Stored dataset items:
◆ ◆ ◆ ◆ ◆

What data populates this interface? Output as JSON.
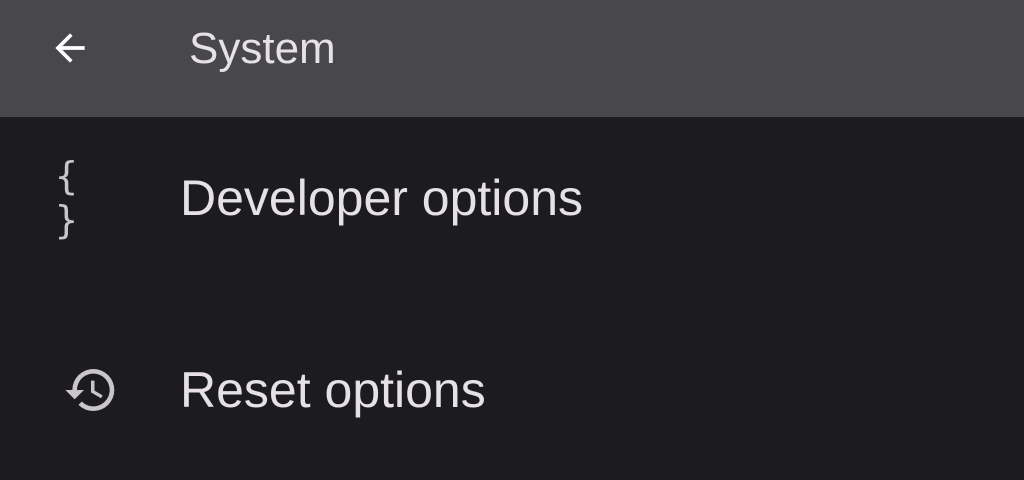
{
  "app_bar": {
    "back_icon": "arrow-back-icon",
    "title": "System"
  },
  "items": [
    {
      "icon": "code-braces-icon",
      "icon_glyph": "{ }",
      "label": "Developer options"
    },
    {
      "icon": "history-icon",
      "label": "Reset options"
    }
  ],
  "colors": {
    "app_bar_bg": "#48474b",
    "page_bg": "#1c1b1f",
    "text": "#e6e1e5",
    "icon": "#c9c5ca"
  }
}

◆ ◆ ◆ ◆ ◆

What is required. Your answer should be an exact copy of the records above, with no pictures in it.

Expected answer.
What data populates this interface? Output as JSON.
{
  "app_bar": {
    "back_icon": "arrow-back-icon",
    "title": "System"
  },
  "items": [
    {
      "icon": "code-braces-icon",
      "icon_glyph": "{ }",
      "label": "Developer options"
    },
    {
      "icon": "history-icon",
      "label": "Reset options"
    }
  ],
  "colors": {
    "app_bar_bg": "#48474b",
    "page_bg": "#1c1b1f",
    "text": "#e6e1e5",
    "icon": "#c9c5ca"
  }
}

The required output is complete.